Library-Room 205
Media Collection, Music Collection, Copyright. Library liaison to Music Department.

First-Sale Doctrine

The physical ownership of an item, such as a book, a CD, or a DVD, is not the same as owning the copyright to the work embodied in that item.

Under the first sale doctrine (section 109 of the Copyright Act), ownership of a physical copy of a copyright-protected work permits lending, reselling, disposing, etc. of the item, but it does not permit reproducing the material, publicly displaying or performing it, or otherwise engaging in any of the acts reserved for the copyright holder, because the transfer of the physical copy does not include transfer of the copyright rights to the work.

There is a common misunderstanding about the relationship between First-Sale Doctrine and Public Performance Rights (PPR).  For example, when an educational institution purchases a video recording from a publisher, the cost usually includes the fees related to PPR. It means that the institution has the rights to show the video program publicly (to the institution's community without charge) in contrast to other purchases that do not include PPR that means they can be shown only in face-to-face classroom setting or circulate (through the library) to the individuals belonging to the institution for home-use only.
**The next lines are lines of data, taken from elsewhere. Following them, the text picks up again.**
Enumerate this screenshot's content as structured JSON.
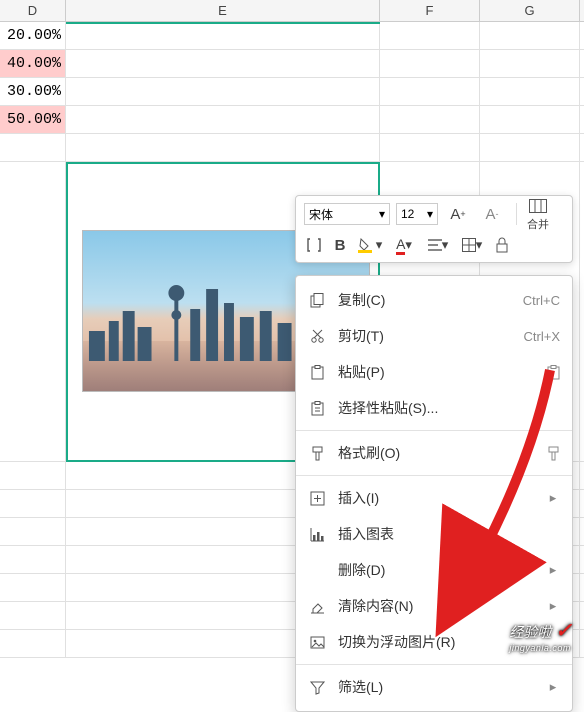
{
  "columns": {
    "d": "D",
    "e": "E",
    "f": "F",
    "g": "G"
  },
  "cells": {
    "d1": "20.00%",
    "d2": "40.00%",
    "d3": "30.00%",
    "d4": "50.00%"
  },
  "toolbar": {
    "font_name": "宋体",
    "font_size": "12",
    "increase_font": "A⁺",
    "decrease_font": "A⁻",
    "merge_label": "合并"
  },
  "menu": {
    "copy": {
      "label": "复制(C)",
      "shortcut": "Ctrl+C"
    },
    "cut": {
      "label": "剪切(T)",
      "shortcut": "Ctrl+X"
    },
    "paste": {
      "label": "粘贴(P)"
    },
    "paste_special": {
      "label": "选择性粘贴(S)..."
    },
    "format_painter": {
      "label": "格式刷(O)"
    },
    "insert": {
      "label": "插入(I)"
    },
    "insert_chart": {
      "label": "插入图表"
    },
    "delete": {
      "label": "删除(D)"
    },
    "clear": {
      "label": "清除内容(N)"
    },
    "float_image": {
      "label": "切换为浮动图片(R)"
    },
    "filter": {
      "label": "筛选(L)"
    }
  },
  "watermark": {
    "main": "经验啦",
    "sub": "jingyanla.com"
  }
}
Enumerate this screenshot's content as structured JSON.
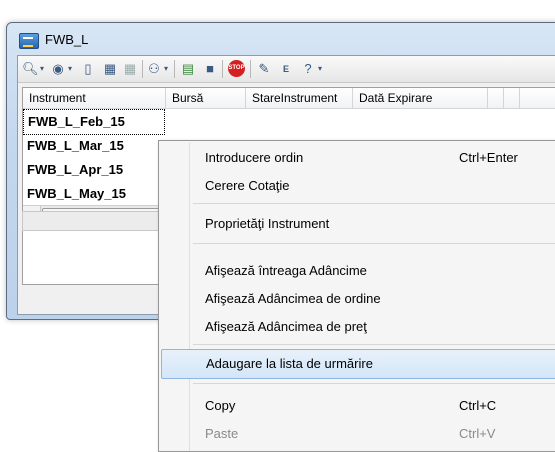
{
  "window": {
    "title": "FWB_L"
  },
  "grid": {
    "columns": [
      "Instrument",
      "Bursă",
      "StareInstrument",
      "Dată Expirare"
    ],
    "rows": [
      {
        "instrument": "FWB_L_Feb_15"
      },
      {
        "instrument": "FWB_L_Mar_15"
      },
      {
        "instrument": "FWB_L_Apr_15"
      },
      {
        "instrument": "FWB_L_May_15"
      }
    ]
  },
  "context_menu": {
    "items": [
      {
        "label": "Introducere ordin",
        "shortcut": "Ctrl+Enter"
      },
      {
        "label": "Cerere Cotaţie"
      },
      {
        "label": "Proprietăţi Instrument"
      },
      {
        "label": "Afişează întreaga Adâncime"
      },
      {
        "label": "Afişează Adâncimea de ordine"
      },
      {
        "label": "Afişează Adâncimea de preţ"
      },
      {
        "label": "Adaugare la lista de urmărire",
        "highlighted": true
      },
      {
        "label": "Copy",
        "shortcut": "Ctrl+C"
      },
      {
        "label": "Paste",
        "shortcut": "Ctrl+V",
        "disabled": true
      }
    ]
  },
  "toolbar": {
    "icons": [
      "search-icon",
      "eye-icon",
      "document-icon",
      "table-icon",
      "table-icon",
      "binoculars-icon",
      "chart-icon",
      "message-icon",
      "stop-icon",
      "edit-icon",
      "e-icon",
      "help-icon"
    ],
    "stop_label": "STOP"
  },
  "colors": {
    "highlight": "#d4e6f8",
    "title_bg": "#c3d7ee"
  }
}
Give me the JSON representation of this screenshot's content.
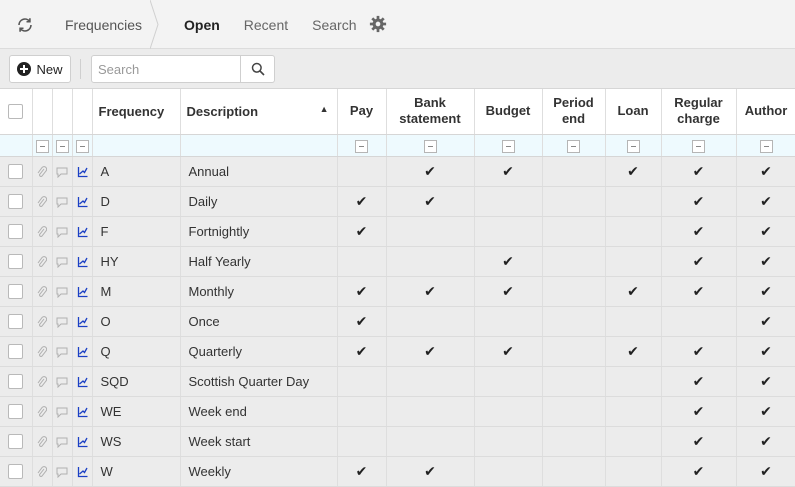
{
  "header": {
    "breadcrumb": "Frequencies",
    "tabs": [
      {
        "label": "Open",
        "active": true
      },
      {
        "label": "Recent",
        "active": false
      },
      {
        "label": "Search",
        "active": false
      }
    ]
  },
  "toolbar": {
    "new_label": "New",
    "search_placeholder": "Search",
    "search_value": ""
  },
  "grid": {
    "columns": [
      "Frequency",
      "Description",
      "Pay",
      "Bank statement",
      "Budget",
      "Period end",
      "Loan",
      "Regular charge",
      "Author"
    ],
    "sort": {
      "column": "Description",
      "direction": "ascending"
    },
    "rows": [
      {
        "code": "A",
        "description": "Annual",
        "pay": false,
        "bank": true,
        "budget": true,
        "period_end": false,
        "loan": true,
        "regular": true,
        "author": true
      },
      {
        "code": "D",
        "description": "Daily",
        "pay": true,
        "bank": true,
        "budget": false,
        "period_end": false,
        "loan": false,
        "regular": true,
        "author": true
      },
      {
        "code": "F",
        "description": "Fortnightly",
        "pay": true,
        "bank": false,
        "budget": false,
        "period_end": false,
        "loan": false,
        "regular": true,
        "author": true
      },
      {
        "code": "HY",
        "description": "Half Yearly",
        "pay": false,
        "bank": false,
        "budget": true,
        "period_end": false,
        "loan": false,
        "regular": true,
        "author": true
      },
      {
        "code": "M",
        "description": "Monthly",
        "pay": true,
        "bank": true,
        "budget": true,
        "period_end": false,
        "loan": true,
        "regular": true,
        "author": true
      },
      {
        "code": "O",
        "description": "Once",
        "pay": true,
        "bank": false,
        "budget": false,
        "period_end": false,
        "loan": false,
        "regular": false,
        "author": true
      },
      {
        "code": "Q",
        "description": "Quarterly",
        "pay": true,
        "bank": true,
        "budget": true,
        "period_end": false,
        "loan": true,
        "regular": true,
        "author": true
      },
      {
        "code": "SQD",
        "description": "Scottish Quarter Day",
        "pay": false,
        "bank": false,
        "budget": false,
        "period_end": false,
        "loan": false,
        "regular": true,
        "author": true
      },
      {
        "code": "WE",
        "description": "Week end",
        "pay": false,
        "bank": false,
        "budget": false,
        "period_end": false,
        "loan": false,
        "regular": true,
        "author": true
      },
      {
        "code": "WS",
        "description": "Week start",
        "pay": false,
        "bank": false,
        "budget": false,
        "period_end": false,
        "loan": false,
        "regular": true,
        "author": true
      },
      {
        "code": "W",
        "description": "Weekly",
        "pay": true,
        "bank": true,
        "budget": false,
        "period_end": false,
        "loan": false,
        "regular": true,
        "author": true
      }
    ],
    "check_glyph": "✔",
    "row_icons": [
      "paperclip-icon",
      "comment-icon",
      "chart-icon"
    ]
  },
  "colors": {
    "chart_icon": "#1a3fc4",
    "muted_icon": "#b0b0b0",
    "filter_row": "#eefafe"
  }
}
Attention should be paid that in most cases (unless it is clearly stated by the publisher or copyright holder) PPR that comes with the first sale is not transferable. If the institution decides to withdraw the item and give it away to another institution or an institution receives a video recording through donation, or inter-library loan (ILL), the item no longer has PPR and the new owner of the item must obtain PPR from the publisher. Always check with the library to find out if a particular item has PPR before showing it to your institution's community.

Electronic Resources: Resources in electronic format (journals, ebook collections, streaming audio/video, etc.) that are subscription based are not governed by the First-Sale Doctrine. These resources are governed by Contract Law (licensing). In short, when paying for these resources, the buyer does not own the resources. The buyer is just licensed to use the resources.

On the other hand, if an ebook, or a video program is purchased as an one-time purchase like a print book, all the rules related to print books apply to it. You cannot make copies of the ebook file and sell or distribute them. You also cannot change its format such as print it or put it on a DVD and sell or distribute the print or physical format.

Staff LADR